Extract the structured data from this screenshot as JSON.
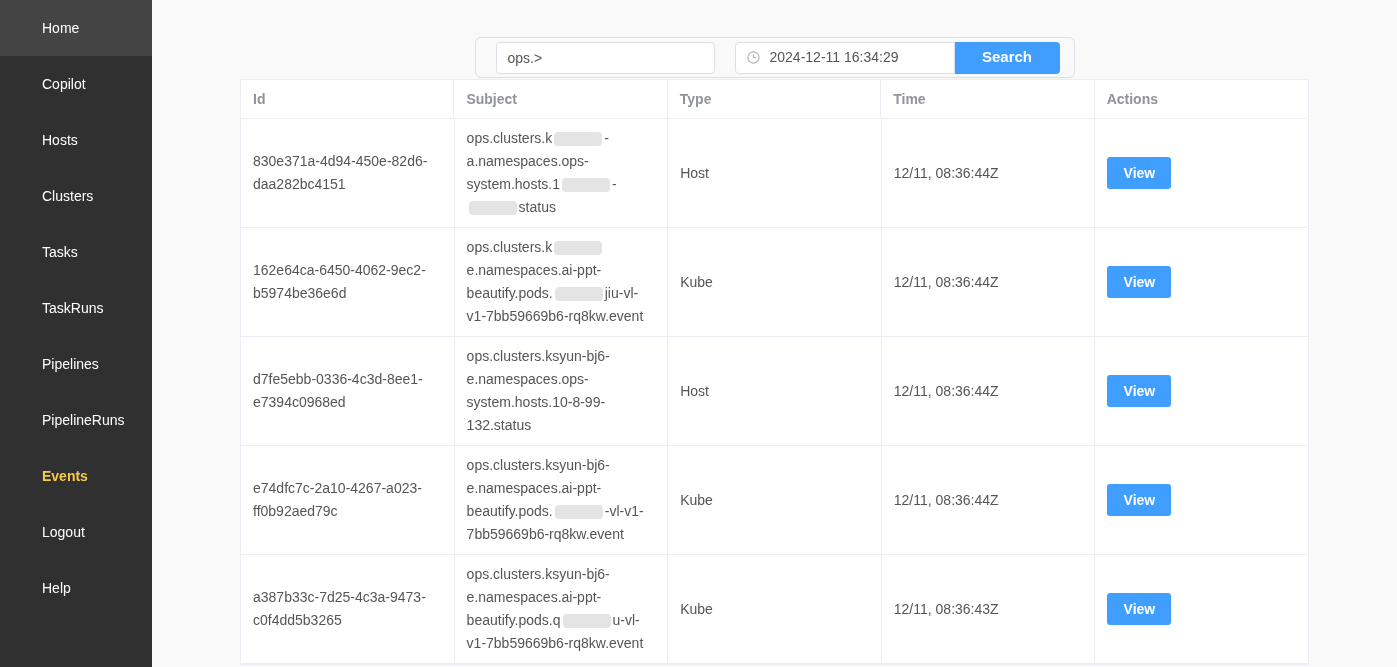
{
  "sidebar": {
    "items": [
      {
        "label": "Home",
        "selected": false,
        "highlighted": true
      },
      {
        "label": "Copilot",
        "selected": false,
        "highlighted": false
      },
      {
        "label": "Hosts",
        "selected": false,
        "highlighted": false
      },
      {
        "label": "Clusters",
        "selected": false,
        "highlighted": false
      },
      {
        "label": "Tasks",
        "selected": false,
        "highlighted": false
      },
      {
        "label": "TaskRuns",
        "selected": false,
        "highlighted": false
      },
      {
        "label": "Pipelines",
        "selected": false,
        "highlighted": false
      },
      {
        "label": "PipelineRuns",
        "selected": false,
        "highlighted": false
      },
      {
        "label": "Events",
        "selected": true,
        "highlighted": false
      },
      {
        "label": "Logout",
        "selected": false,
        "highlighted": false
      },
      {
        "label": "Help",
        "selected": false,
        "highlighted": false
      }
    ]
  },
  "search": {
    "subject": "ops.>",
    "time": "2024-12-11 16:34:29",
    "button": "Search"
  },
  "table": {
    "columns": [
      "Id",
      "Subject",
      "Type",
      "Time",
      "Actions"
    ],
    "rows": [
      {
        "id": "830e371a-4d94-450e-82d6-daa282bc4151",
        "subject": [
          "ops.clusters.k",
          "-a.namespaces.ops-system.hosts.1",
          "-",
          "status"
        ],
        "type": "Host",
        "time": "12/11, 08:36:44Z",
        "action": "View"
      },
      {
        "id": "162e64ca-6450-4062-9ec2-b5974be36e6d",
        "subject": [
          "ops.clusters.k",
          "e.namespaces.ai-ppt-beautify.pods.",
          "jiu-vl-v1-7bb59669b6-rq8kw.event"
        ],
        "type": "Kube",
        "time": "12/11, 08:36:44Z",
        "action": "View"
      },
      {
        "id": "d7fe5ebb-0336-4c3d-8ee1-e7394c0968ed",
        "subject": [
          "ops.clusters.ksyun-bj6-e.namespaces.ops-system.hosts.10-8-99-132.status"
        ],
        "type": "Host",
        "time": "12/11, 08:36:44Z",
        "action": "View"
      },
      {
        "id": "e74dfc7c-2a10-4267-a023-ff0b92aed79c",
        "subject": [
          "ops.clusters.ksyun-bj6-e.namespaces.ai-ppt-beautify.pods.",
          "-vl-v1-7bb59669b6-rq8kw.event"
        ],
        "type": "Kube",
        "time": "12/11, 08:36:44Z",
        "action": "View"
      },
      {
        "id": "a387b33c-7d25-4c3a-9473-c0f4dd5b3265",
        "subject": [
          "ops.clusters.ksyun-bj6-e.namespaces.ai-ppt-beautify.pods.q",
          "u-vl-v1-7bb59669b6-rq8kw.event"
        ],
        "type": "Kube",
        "time": "12/11, 08:36:43Z",
        "action": "View"
      }
    ]
  }
}
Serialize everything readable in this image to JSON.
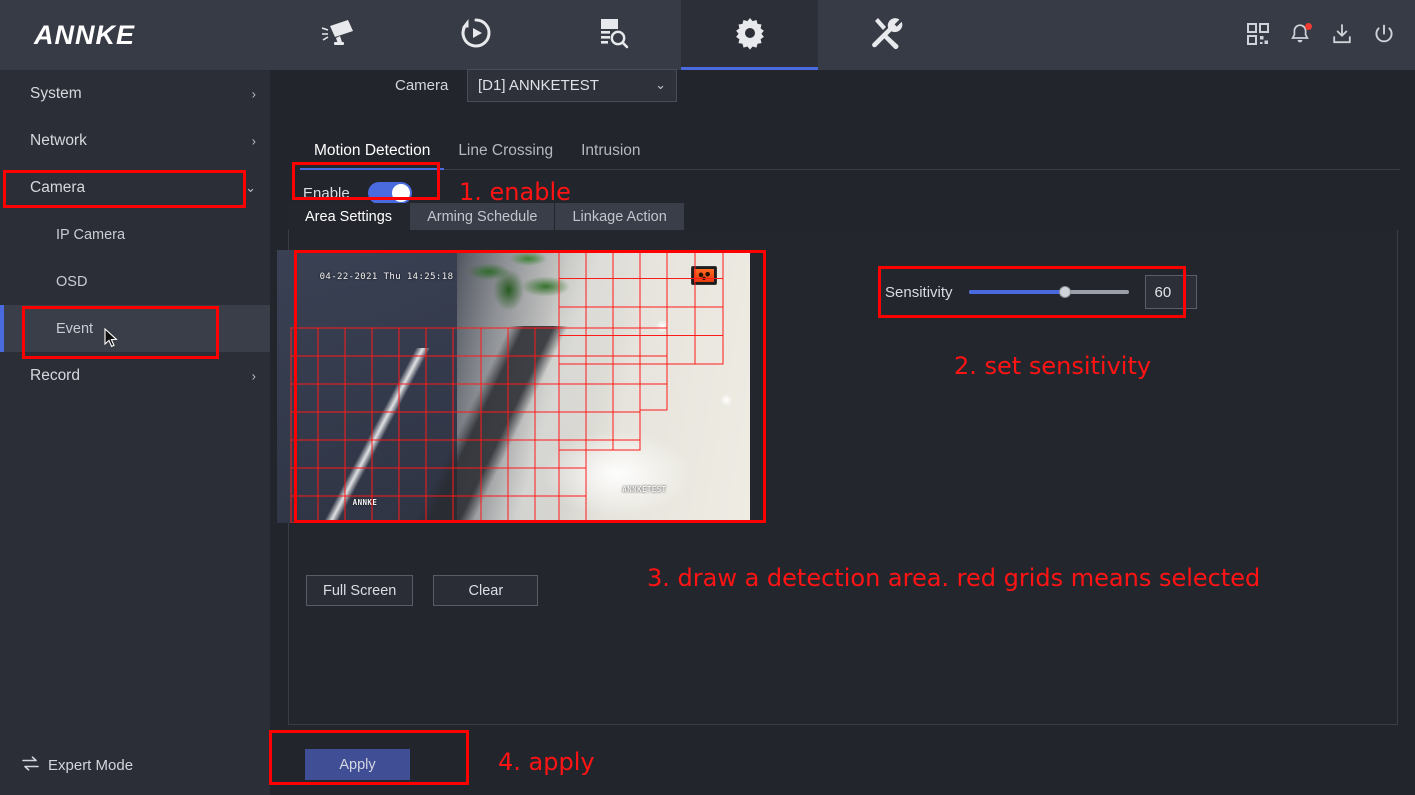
{
  "app": {
    "brand": "ANNKE",
    "nav": [
      {
        "name": "live-view",
        "icon": "camera-icon",
        "active": false
      },
      {
        "name": "playback",
        "icon": "playback-icon",
        "active": false
      },
      {
        "name": "log-search",
        "icon": "log-search-icon",
        "active": false
      },
      {
        "name": "configuration",
        "icon": "gear-icon",
        "active": true
      },
      {
        "name": "maintenance",
        "icon": "tools-icon",
        "active": false
      }
    ],
    "right_icons": [
      {
        "name": "qr-code-icon",
        "badge": false
      },
      {
        "name": "notification-bell-icon",
        "badge": true
      },
      {
        "name": "download-icon",
        "badge": false
      },
      {
        "name": "power-icon",
        "badge": false
      }
    ]
  },
  "sidebar": {
    "items": [
      {
        "label": "System",
        "level": 0,
        "chevron": "›",
        "selected": false,
        "boxed": false
      },
      {
        "label": "Network",
        "level": 0,
        "chevron": "›",
        "selected": false,
        "boxed": false
      },
      {
        "label": "Camera",
        "level": 0,
        "chevron": "⌄",
        "selected": false,
        "boxed": true
      },
      {
        "label": "IP Camera",
        "level": 1,
        "chevron": "",
        "selected": false,
        "boxed": false
      },
      {
        "label": "OSD",
        "level": 1,
        "chevron": "",
        "selected": false,
        "boxed": false
      },
      {
        "label": "Event",
        "level": 1,
        "chevron": "",
        "selected": true,
        "boxed": true
      },
      {
        "label": "Record",
        "level": 0,
        "chevron": "›",
        "selected": false,
        "boxed": false
      }
    ],
    "expert_mode": "Expert Mode"
  },
  "main": {
    "camera_label": "Camera",
    "camera_value": "[D1] ANNKETEST",
    "camera_chevron": "⌄",
    "tabs": [
      {
        "label": "Motion Detection",
        "active": true
      },
      {
        "label": "Line Crossing",
        "active": false
      },
      {
        "label": "Intrusion",
        "active": false
      }
    ],
    "enable_label": "Enable",
    "enable_state": "on",
    "subtabs": [
      {
        "label": "Area Settings",
        "active": true
      },
      {
        "label": "Arming Schedule",
        "active": false
      },
      {
        "label": "Linkage Action",
        "active": false
      }
    ],
    "video": {
      "osd_timestamp": "04-22-2021 Thu 14:25:18",
      "watermark_left": "ANNKE",
      "watermark_right": "ANNKETEST"
    },
    "sensitivity_label": "Sensitivity",
    "sensitivity_value": "60",
    "sensitivity_percent": 60,
    "buttons": {
      "full_screen": "Full Screen",
      "clear": "Clear",
      "apply": "Apply"
    }
  },
  "annotations": [
    {
      "text": "1. enable"
    },
    {
      "text": "2. set sensitivity"
    },
    {
      "text": "3. draw a detection area. red grids means selected"
    },
    {
      "text": "4. apply"
    }
  ],
  "colors": {
    "accent": "#4a6be0",
    "annotation": "#ff1313",
    "topbar": "#373b45",
    "sidebar": "#2b2e36",
    "background": "#23252d",
    "apply_button": "#3f4e95"
  }
}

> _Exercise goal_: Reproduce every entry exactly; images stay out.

> _Output of the exercise_:
Extract the structured data from this screenshot as JSON.
{
  "sidebar": {
    "items": [
      {
        "label": "Home",
        "selected": false,
        "highlighted": true
      },
      {
        "label": "Copilot",
        "selected": false,
        "highlighted": false
      },
      {
        "label": "Hosts",
        "selected": false,
        "highlighted": false
      },
      {
        "label": "Clusters",
        "selected": false,
        "highlighted": false
      },
      {
        "label": "Tasks",
        "selected": false,
        "highlighted": false
      },
      {
        "label": "TaskRuns",
        "selected": false,
        "highlighted": false
      },
      {
        "label": "Pipelines",
        "selected": false,
        "highlighted": false
      },
      {
        "label": "PipelineRuns",
        "selected": false,
        "highlighted": false
      },
      {
        "label": "Events",
        "selected": true,
        "highlighted": false
      },
      {
        "label": "Logout",
        "selected": false,
        "highlighted": false
      },
      {
        "label": "Help",
        "selected": false,
        "highlighted": false
      }
    ]
  },
  "search": {
    "subject": "ops.>",
    "time": "2024-12-11 16:34:29",
    "button": "Search"
  },
  "table": {
    "columns": [
      "Id",
      "Subject",
      "Type",
      "Time",
      "Actions"
    ],
    "rows": [
      {
        "id": "830e371a-4d94-450e-82d6-daa282bc4151",
        "subject": [
          "ops.clusters.k",
          "-a.namespaces.ops-system.hosts.1",
          "-",
          "status"
        ],
        "type": "Host",
        "time": "12/11, 08:36:44Z",
        "action": "View"
      },
      {
        "id": "162e64ca-6450-4062-9ec2-b5974be36e6d",
        "subject": [
          "ops.clusters.k",
          "e.namespaces.ai-ppt-beautify.pods.",
          "jiu-vl-v1-7bb59669b6-rq8kw.event"
        ],
        "type": "Kube",
        "time": "12/11, 08:36:44Z",
        "action": "View"
      },
      {
        "id": "d7fe5ebb-0336-4c3d-8ee1-e7394c0968ed",
        "subject": [
          "ops.clusters.ksyun-bj6-e.namespaces.ops-system.hosts.10-8-99-132.status"
        ],
        "type": "Host",
        "time": "12/11, 08:36:44Z",
        "action": "View"
      },
      {
        "id": "e74dfc7c-2a10-4267-a023-ff0b92aed79c",
        "subject": [
          "ops.clusters.ksyun-bj6-e.namespaces.ai-ppt-beautify.pods.",
          "-vl-v1-7bb59669b6-rq8kw.event"
        ],
        "type": "Kube",
        "time": "12/11, 08:36:44Z",
        "action": "View"
      },
      {
        "id": "a387b33c-7d25-4c3a-9473-c0f4dd5b3265",
        "subject": [
          "ops.clusters.ksyun-bj6-e.namespaces.ai-ppt-beautify.pods.q",
          "u-vl-v1-7bb59669b6-rq8kw.event"
        ],
        "type": "Kube",
        "time": "12/11, 08:36:43Z",
        "action": "View"
      }
    ]
  }
}
Serialize everything readable in this image to JSON.
{
  "app": {
    "brand": "ANNKE",
    "nav": [
      {
        "name": "live-view",
        "icon": "camera-icon",
        "active": false
      },
      {
        "name": "playback",
        "icon": "playback-icon",
        "active": false
      },
      {
        "name": "log-search",
        "icon": "log-search-icon",
        "active": false
      },
      {
        "name": "configuration",
        "icon": "gear-icon",
        "active": true
      },
      {
        "name": "maintenance",
        "icon": "tools-icon",
        "active": false
      }
    ],
    "right_icons": [
      {
        "name": "qr-code-icon",
        "badge": false
      },
      {
        "name": "notification-bell-icon",
        "badge": true
      },
      {
        "name": "download-icon",
        "badge": false
      },
      {
        "name": "power-icon",
        "badge": false
      }
    ]
  },
  "sidebar": {
    "items": [
      {
        "label": "System",
        "level": 0,
        "chevron": "›",
        "selected": false,
        "boxed": false
      },
      {
        "label": "Network",
        "level": 0,
        "chevron": "›",
        "selected": false,
        "boxed": false
      },
      {
        "label": "Camera",
        "level": 0,
        "chevron": "⌄",
        "selected": false,
        "boxed": true
      },
      {
        "label": "IP Camera",
        "level": 1,
        "chevron": "",
        "selected": false,
        "boxed": false
      },
      {
        "label": "OSD",
        "level": 1,
        "chevron": "",
        "selected": false,
        "boxed": false
      },
      {
        "label": "Event",
        "level": 1,
        "chevron": "",
        "selected": true,
        "boxed": true
      },
      {
        "label": "Record",
        "level": 0,
        "chevron": "›",
        "selected": false,
        "boxed": false
      }
    ],
    "expert_mode": "Expert Mode"
  },
  "main": {
    "camera_label": "Camera",
    "camera_value": "[D1] ANNKETEST",
    "camera_chevron": "⌄",
    "tabs": [
      {
        "label": "Motion Detection",
        "active": true
      },
      {
        "label": "Line Crossing",
        "active": false
      },
      {
        "label": "Intrusion",
        "active": false
      }
    ],
    "enable_label": "Enable",
    "enable_state": "on",
    "subtabs": [
      {
        "label": "Area Settings",
        "active": true
      },
      {
        "label": "Arming Schedule",
        "active": false
      },
      {
        "label": "Linkage Action",
        "active": false
      }
    ],
    "video": {
      "osd_timestamp": "04-22-2021 Thu 14:25:18",
      "watermark_left": "ANNKE",
      "watermark_right": "ANNKETEST"
    },
    "sensitivity_label": "Sensitivity",
    "sensitivity_value": "60",
    "sensitivity_percent": 60,
    "buttons": {
      "full_screen": "Full Screen",
      "clear": "Clear",
      "apply": "Apply"
    }
  },
  "annotations": [
    {
      "text": "1. enable"
    },
    {
      "text": "2. set sensitivity"
    },
    {
      "text": "3. draw a detection area. red grids means selected"
    },
    {
      "text": "4. apply"
    }
  ],
  "colors": {
    "accent": "#4a6be0",
    "annotation": "#ff1313",
    "topbar": "#373b45",
    "sidebar": "#2b2e36",
    "background": "#23252d",
    "apply_button": "#3f4e95"
  }
}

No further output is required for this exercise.